=== Work required ===
Will you output the entries below exactly, skipping every image they contain?

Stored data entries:
:::::

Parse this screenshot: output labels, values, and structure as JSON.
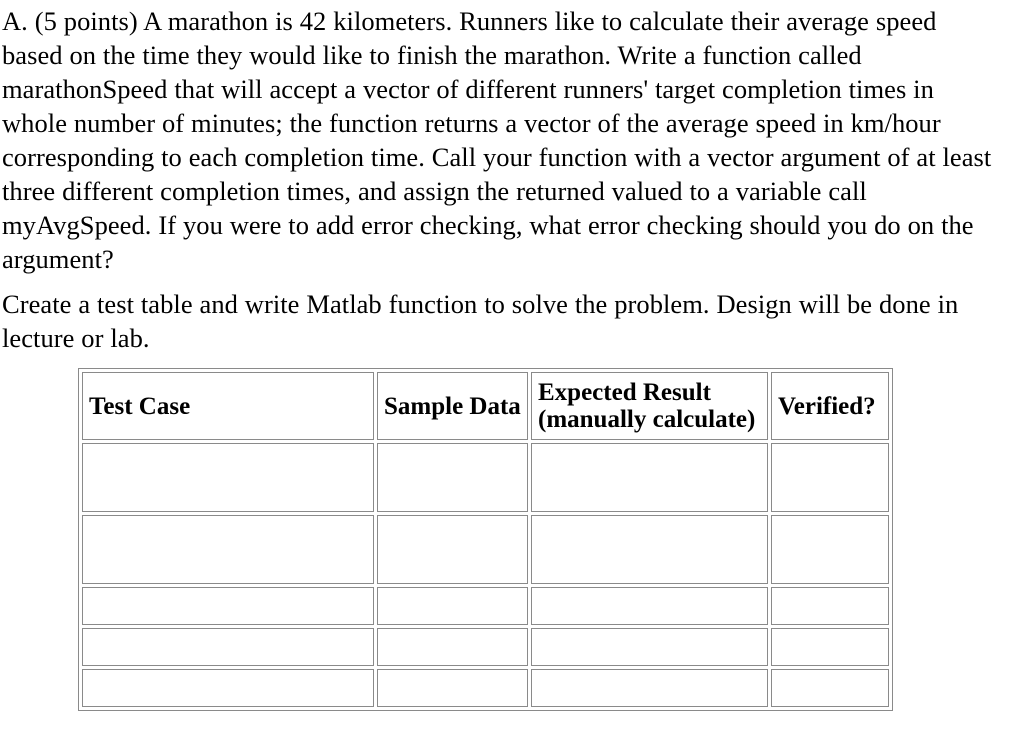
{
  "document": {
    "paragraphs": [
      "A. (5 points) A marathon is 42 kilometers. Runners like to calculate their average speed based on the time they would like to finish the marathon. Write a function called marathonSpeed that will accept a vector of different runners' target completion times in whole number of minutes; the function returns a vector of the average speed in km/hour corresponding to each completion time. Call your function with a vector argument of at least three different completion times, and assign the returned valued to a variable call myAvgSpeed. If you were to add error checking, what error checking should you do on the argument?",
      "Create a test table and write Matlab function to solve the problem. Design will be done in lecture or lab."
    ]
  },
  "test_table": {
    "headers": {
      "test_case": "Test Case",
      "sample_data": "Sample Data",
      "expected_result_line1": "Expected Result",
      "expected_result_line2": "(manually calculate)",
      "verified": "Verified?"
    },
    "rows": [
      {
        "test_case": "",
        "sample_data": "",
        "expected_result": "",
        "verified": ""
      },
      {
        "test_case": "",
        "sample_data": "",
        "expected_result": "",
        "verified": ""
      },
      {
        "test_case": "",
        "sample_data": "",
        "expected_result": "",
        "verified": ""
      },
      {
        "test_case": "",
        "sample_data": "",
        "expected_result": "",
        "verified": ""
      },
      {
        "test_case": "",
        "sample_data": "",
        "expected_result": "",
        "verified": ""
      }
    ]
  },
  "style": {
    "border_color": "#8a8a8a",
    "text_color": "#000000",
    "background": "#ffffff"
  }
}
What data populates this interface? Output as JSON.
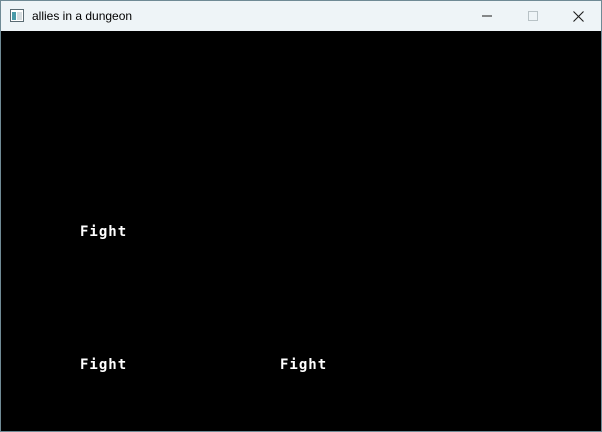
{
  "window": {
    "title": "allies in a dungeon",
    "icon": "app-window-icon",
    "controls": [
      "minimize-icon",
      "maximize-icon",
      "close-icon"
    ],
    "colors": {
      "titlebar": "#eef4f7",
      "background": "#000000",
      "text": "#ffffff"
    }
  },
  "game": {
    "options": [
      {
        "label": "Fight"
      },
      {
        "label": "Fight"
      },
      {
        "label": "Fight"
      }
    ]
  }
}
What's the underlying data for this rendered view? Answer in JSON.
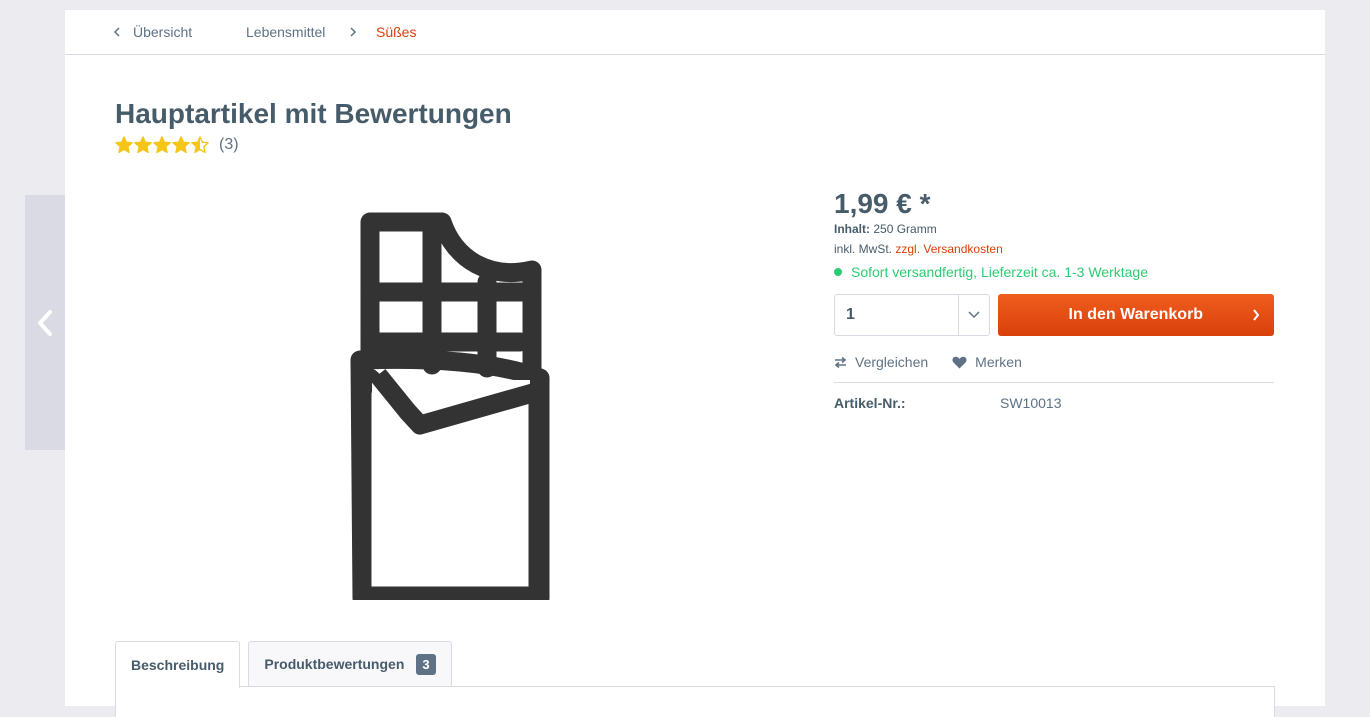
{
  "breadcrumb": {
    "back_label": "Übersicht",
    "items": [
      "Lebensmittel",
      "Süßes"
    ]
  },
  "product": {
    "title": "Hauptartikel mit Bewertungen",
    "rating": 4.5,
    "rating_max": 5,
    "rating_count": "(3)",
    "image_icon": "chocolate-bar-icon"
  },
  "buybox": {
    "price": "1,99 € *",
    "content_label": "Inhalt:",
    "content_value": "250 Gramm",
    "tax_text": "inkl. MwSt.",
    "shipping_link": "zzgl. Versandkosten",
    "delivery": "Sofort versandfertig, Lieferzeit ca. 1-3 Werktage",
    "quantity": "1",
    "buy_label": "In den Warenkorb",
    "compare_label": "Vergleichen",
    "remember_label": "Merken",
    "sku_label": "Artikel-Nr.:",
    "sku_value": "SW10013"
  },
  "tabs": [
    {
      "label": "Beschreibung"
    },
    {
      "label": "Produktbewertungen",
      "badge": "3"
    }
  ],
  "colors": {
    "accent": "#d9400b",
    "text": "#475c6a",
    "delivery_green": "#2ecc71",
    "star": "#f5c518"
  }
}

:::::

=== Response box ===
Parse this screenshot: output labels, values, and structure as JSON.
{
  "document": {
    "paragraphs": [
      "A. (5 points) A marathon is 42 kilometers. Runners like to calculate their average speed based on the time they would like to finish the marathon. Write a function called marathonSpeed that will accept a vector of different runners' target completion times in whole number of minutes; the function returns a vector of the average speed in km/hour corresponding to each completion time. Call your function with a vector argument of at least three different completion times, and assign the returned valued to a variable call myAvgSpeed. If you were to add error checking, what error checking should you do on the argument?",
      "Create a test table and write Matlab function to solve the problem. Design will be done in lecture or lab."
    ]
  },
  "test_table": {
    "headers": {
      "test_case": "Test Case",
      "sample_data": "Sample Data",
      "expected_result_line1": "Expected Result",
      "expected_result_line2": "(manually calculate)",
      "verified": "Verified?"
    },
    "rows": [
      {
        "test_case": "",
        "sample_data": "",
        "expected_result": "",
        "verified": ""
      },
      {
        "test_case": "",
        "sample_data": "",
        "expected_result": "",
        "verified": ""
      },
      {
        "test_case": "",
        "sample_data": "",
        "expected_result": "",
        "verified": ""
      },
      {
        "test_case": "",
        "sample_data": "",
        "expected_result": "",
        "verified": ""
      },
      {
        "test_case": "",
        "sample_data": "",
        "expected_result": "",
        "verified": ""
      }
    ]
  },
  "style": {
    "border_color": "#8a8a8a",
    "text_color": "#000000",
    "background": "#ffffff"
  }
}
What data populates this interface? Output as JSON.
{
  "window": {
    "title": "allies in a dungeon",
    "icon": "app-window-icon",
    "controls": [
      "minimize-icon",
      "maximize-icon",
      "close-icon"
    ],
    "colors": {
      "titlebar": "#eef4f7",
      "background": "#000000",
      "text": "#ffffff"
    }
  },
  "game": {
    "options": [
      {
        "label": "Fight"
      },
      {
        "label": "Fight"
      },
      {
        "label": "Fight"
      }
    ]
  }
}
What's the underlying data for this rendered view? Answer in JSON.
{
  "breadcrumb": {
    "back_label": "Übersicht",
    "items": [
      "Lebensmittel",
      "Süßes"
    ]
  },
  "product": {
    "title": "Hauptartikel mit Bewertungen",
    "rating": 4.5,
    "rating_max": 5,
    "rating_count": "(3)",
    "image_icon": "chocolate-bar-icon"
  },
  "buybox": {
    "price": "1,99 € *",
    "content_label": "Inhalt:",
    "content_value": "250 Gramm",
    "tax_text": "inkl. MwSt.",
    "shipping_link": "zzgl. Versandkosten",
    "delivery": "Sofort versandfertig, Lieferzeit ca. 1-3 Werktage",
    "quantity": "1",
    "buy_label": "In den Warenkorb",
    "compare_label": "Vergleichen",
    "remember_label": "Merken",
    "sku_label": "Artikel-Nr.:",
    "sku_value": "SW10013"
  },
  "tabs": [
    {
      "label": "Beschreibung"
    },
    {
      "label": "Produktbewertungen",
      "badge": "3"
    }
  ],
  "colors": {
    "accent": "#d9400b",
    "text": "#475c6a",
    "delivery_green": "#2ecc71",
    "star": "#f5c518"
  }
}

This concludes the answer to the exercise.